▶ [Problem statement]: Make an exact copy of every entry below, with the pictures left out.

▶ [Working data]:

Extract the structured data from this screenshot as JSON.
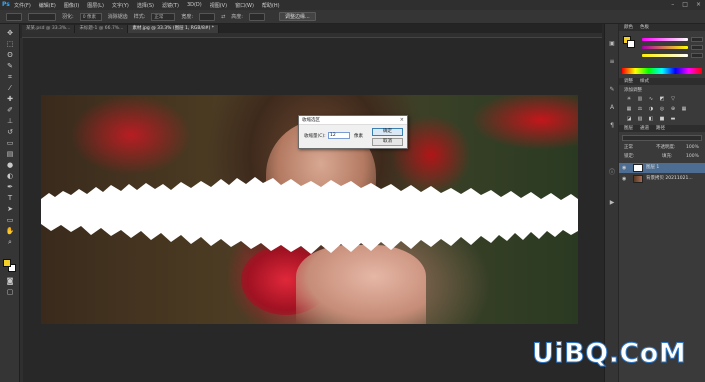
{
  "app": {
    "logo": "Ps"
  },
  "menu": [
    "文件(F)",
    "编辑(E)",
    "图像(I)",
    "图层(L)",
    "文字(Y)",
    "选择(S)",
    "滤镜(T)",
    "3D(D)",
    "视图(V)",
    "窗口(W)",
    "帮助(H)"
  ],
  "options": {
    "feather_label": "羽化:",
    "feather_value": "0 像素",
    "antialias_label": "消除锯齿",
    "style_label": "样式:",
    "style_value": "正常",
    "width_label": "宽度:",
    "height_label": "高度:",
    "refine_button": "调整边缘..."
  },
  "tabs": [
    "某某.psd @ 33.3%...",
    "未标题-1 @ 66.7%...",
    "素材.jpg @ 33.3% (图层 1, RGB/8#) *"
  ],
  "dialog": {
    "title": "收缩选区",
    "label": "收缩量(C):",
    "value": "12",
    "unit": "像素",
    "ok": "确定",
    "cancel": "取消"
  },
  "panels": {
    "color_tab": "颜色",
    "swatches_tab": "色板",
    "adjust_tab": "调整",
    "styles_tab": "样式",
    "adjust_title": "添加调整",
    "layers_tab": "图层",
    "channels_tab": "通道",
    "paths_tab": "路径",
    "mode": "正常",
    "opacity_label": "不透明度:",
    "opacity": "100%",
    "lock_label": "锁定:",
    "fill_label": "填充:",
    "fill": "100%",
    "layers": [
      "图层 1",
      "背景拷贝 20211021..."
    ]
  },
  "watermark": "UiBQ.CoM",
  "colors": {
    "fg": "#f2d028",
    "bg": "#ffffff",
    "accent": "#31a8ff",
    "selection": "#4d6e92"
  },
  "icons": [
    "move-icon",
    "marquee-icon",
    "lasso-icon",
    "quick-select-icon",
    "crop-icon",
    "eyedropper-icon",
    "healing-icon",
    "brush-icon",
    "stamp-icon",
    "history-brush-icon",
    "eraser-icon",
    "gradient-icon",
    "blur-icon",
    "dodge-icon",
    "pen-icon",
    "type-icon",
    "path-select-icon",
    "shape-icon",
    "hand-icon",
    "zoom-icon"
  ]
}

▶ [Exercise output]:
Extract the structured data from this screenshot as JSON.
{
  "app": {
    "logo": "Ps"
  },
  "menu": [
    "文件(F)",
    "编辑(E)",
    "图像(I)",
    "图层(L)",
    "文字(Y)",
    "选择(S)",
    "滤镜(T)",
    "3D(D)",
    "视图(V)",
    "窗口(W)",
    "帮助(H)"
  ],
  "options": {
    "feather_label": "羽化:",
    "feather_value": "0 像素",
    "antialias_label": "消除锯齿",
    "style_label": "样式:",
    "style_value": "正常",
    "width_label": "宽度:",
    "height_label": "高度:",
    "refine_button": "调整边缘..."
  },
  "tabs": [
    "某某.psd @ 33.3%...",
    "未标题-1 @ 66.7%...",
    "素材.jpg @ 33.3% (图层 1, RGB/8#) *"
  ],
  "dialog": {
    "title": "收缩选区",
    "label": "收缩量(C):",
    "value": "12",
    "unit": "像素",
    "ok": "确定",
    "cancel": "取消"
  },
  "panels": {
    "color_tab": "颜色",
    "swatches_tab": "色板",
    "adjust_tab": "调整",
    "styles_tab": "样式",
    "adjust_title": "添加调整",
    "layers_tab": "图层",
    "channels_tab": "通道",
    "paths_tab": "路径",
    "mode": "正常",
    "opacity_label": "不透明度:",
    "opacity": "100%",
    "lock_label": "锁定:",
    "fill_label": "填充:",
    "fill": "100%",
    "layers": [
      "图层 1",
      "背景拷贝 20211021..."
    ]
  },
  "watermark": "UiBQ.CoM",
  "colors": {
    "fg": "#f2d028",
    "bg": "#ffffff",
    "accent": "#31a8ff",
    "selection": "#4d6e92"
  },
  "icons": [
    "move-icon",
    "marquee-icon",
    "lasso-icon",
    "quick-select-icon",
    "crop-icon",
    "eyedropper-icon",
    "healing-icon",
    "brush-icon",
    "stamp-icon",
    "history-brush-icon",
    "eraser-icon",
    "gradient-icon",
    "blur-icon",
    "dodge-icon",
    "pen-icon",
    "type-icon",
    "path-select-icon",
    "shape-icon",
    "hand-icon",
    "zoom-icon"
  ]
}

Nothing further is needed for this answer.